bl-sh from Buy Low, Sell High - pronounced `blush' is my foray into algo based day trading. I'm trying to make myself into a quant, albeit I'm starting out pretty simplistic.

The project has grown to the point of taking up several pages and merits its own sub-section. My current work is on branch 'blush'.


Tradeking provides an amazing service for an amazing price. Unlike other trading services their API is free. Unlike other trading services their API is easy to write an interface to in any language. Several other services provide dlls to interface with their servers and thus limit you to not only windows, but to specific languages.

Their documentation is clear and mostly complete and their tech support is quick to respond and helpful.

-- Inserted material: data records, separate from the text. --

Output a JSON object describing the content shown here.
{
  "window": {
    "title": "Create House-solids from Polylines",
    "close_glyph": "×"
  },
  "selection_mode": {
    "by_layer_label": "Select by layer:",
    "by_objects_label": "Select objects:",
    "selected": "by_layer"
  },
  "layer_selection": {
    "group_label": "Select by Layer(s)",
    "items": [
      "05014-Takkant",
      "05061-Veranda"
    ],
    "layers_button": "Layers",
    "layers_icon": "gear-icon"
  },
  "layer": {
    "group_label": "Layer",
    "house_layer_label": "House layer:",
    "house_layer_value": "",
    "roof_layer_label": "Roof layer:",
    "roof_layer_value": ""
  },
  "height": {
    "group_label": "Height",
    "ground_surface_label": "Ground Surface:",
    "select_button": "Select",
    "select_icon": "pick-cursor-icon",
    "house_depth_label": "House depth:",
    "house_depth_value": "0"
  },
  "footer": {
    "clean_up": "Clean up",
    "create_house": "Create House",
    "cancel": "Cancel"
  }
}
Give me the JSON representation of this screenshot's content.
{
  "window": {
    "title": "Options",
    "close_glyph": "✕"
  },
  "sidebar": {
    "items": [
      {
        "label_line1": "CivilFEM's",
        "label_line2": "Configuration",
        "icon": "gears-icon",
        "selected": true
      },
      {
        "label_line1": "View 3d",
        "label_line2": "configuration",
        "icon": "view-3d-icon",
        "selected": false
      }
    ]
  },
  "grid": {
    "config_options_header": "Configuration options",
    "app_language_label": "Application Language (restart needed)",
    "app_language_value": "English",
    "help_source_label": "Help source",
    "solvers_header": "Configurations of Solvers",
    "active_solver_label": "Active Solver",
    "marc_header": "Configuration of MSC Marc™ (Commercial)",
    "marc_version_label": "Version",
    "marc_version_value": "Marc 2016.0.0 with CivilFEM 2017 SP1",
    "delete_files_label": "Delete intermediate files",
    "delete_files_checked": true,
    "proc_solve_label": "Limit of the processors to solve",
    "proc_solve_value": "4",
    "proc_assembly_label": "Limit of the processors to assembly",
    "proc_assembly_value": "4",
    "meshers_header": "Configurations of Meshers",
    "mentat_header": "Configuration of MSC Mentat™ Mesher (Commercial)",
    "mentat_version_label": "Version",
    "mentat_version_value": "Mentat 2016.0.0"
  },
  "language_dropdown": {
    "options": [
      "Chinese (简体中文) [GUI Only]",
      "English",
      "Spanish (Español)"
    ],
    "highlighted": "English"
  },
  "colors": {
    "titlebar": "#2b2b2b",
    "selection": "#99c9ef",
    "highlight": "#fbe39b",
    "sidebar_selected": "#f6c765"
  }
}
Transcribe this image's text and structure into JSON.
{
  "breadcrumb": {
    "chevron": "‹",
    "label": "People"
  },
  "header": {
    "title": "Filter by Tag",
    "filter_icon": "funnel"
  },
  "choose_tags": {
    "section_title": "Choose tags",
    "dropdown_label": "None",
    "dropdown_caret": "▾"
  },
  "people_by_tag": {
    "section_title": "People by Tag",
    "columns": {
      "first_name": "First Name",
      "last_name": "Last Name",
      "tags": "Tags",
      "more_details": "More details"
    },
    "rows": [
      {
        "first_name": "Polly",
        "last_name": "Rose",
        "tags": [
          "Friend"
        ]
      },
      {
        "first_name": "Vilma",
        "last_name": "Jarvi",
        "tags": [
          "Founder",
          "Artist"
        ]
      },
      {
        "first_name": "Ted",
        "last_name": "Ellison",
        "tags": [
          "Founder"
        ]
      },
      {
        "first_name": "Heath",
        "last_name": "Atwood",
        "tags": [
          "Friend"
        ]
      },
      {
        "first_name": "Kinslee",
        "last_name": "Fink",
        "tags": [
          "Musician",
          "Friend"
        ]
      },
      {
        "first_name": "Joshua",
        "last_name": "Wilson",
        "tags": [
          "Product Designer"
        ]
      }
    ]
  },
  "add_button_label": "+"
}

Test5 got my hopes up great as soon after implement a few changes and improvements total value started skyrocketing. I soon realized the increase in value was due to a bug I introduced when I changed the order I stored price values.

Since the bug invalidated all data I had collected, I reset all my logs/stats and began the simulation again at a more reasonable $3,000 initial investment amount.

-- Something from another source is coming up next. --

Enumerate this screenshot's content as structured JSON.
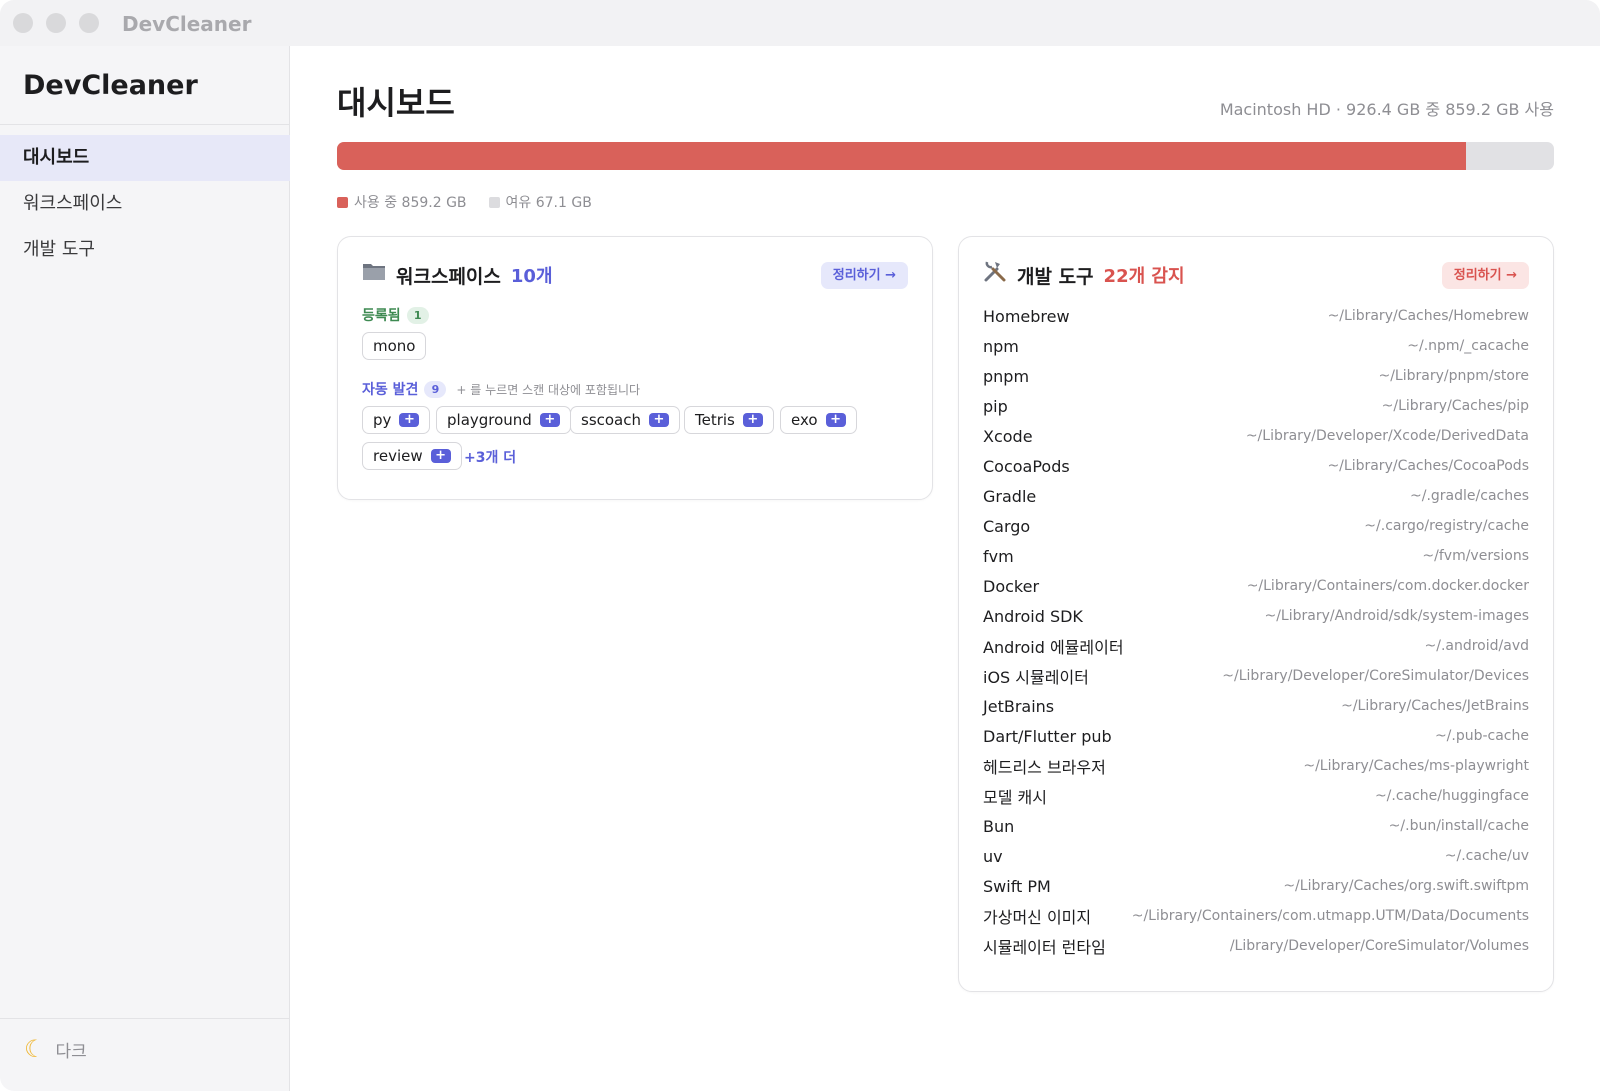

test5.1 is the same code as test5, it was just given a (somewhat ridiculous) starting amount of 20,000 so I could have an apples-to-apples comparison to see what kind of affect, if any, a substantially larger initial investment makes.

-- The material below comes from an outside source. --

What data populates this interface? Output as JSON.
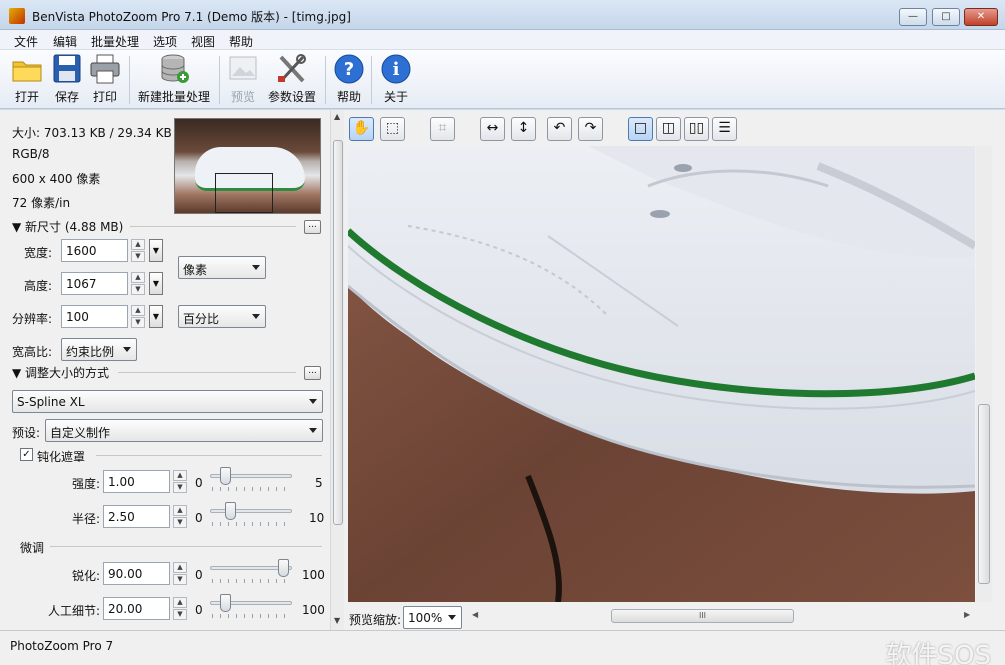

Rc1 is a perl based re-write of test5 utilizing the tradeking API for data. I abandoned it after getting frustrated with perl and other issues. Blush is the true successor and first real implementation of the tradeking API.


Blush is the first version of bl-sh written in tcl and the first version to utilize (ignoring rc1). After a sudafed fueled coding marathon and pouring over the OAuth RFC, I resolved a bug in this implementation of OAuth. Once that bug was fixed it was open season for implementing

I took blush in a different direction an previous versions of bl-sh, implemented a faux-OOP system. Stock names are registered as commands (procs) and values are retrieved and set as sub commands.

So instead of doing

[lindex [dict get $stocks $stock bidprice] 0]

I just do

[$stock price]

I could have just as easily created various procs like that accept the stock name as a parameter and return the value, but this way I prevent the global namespace from getting polluted.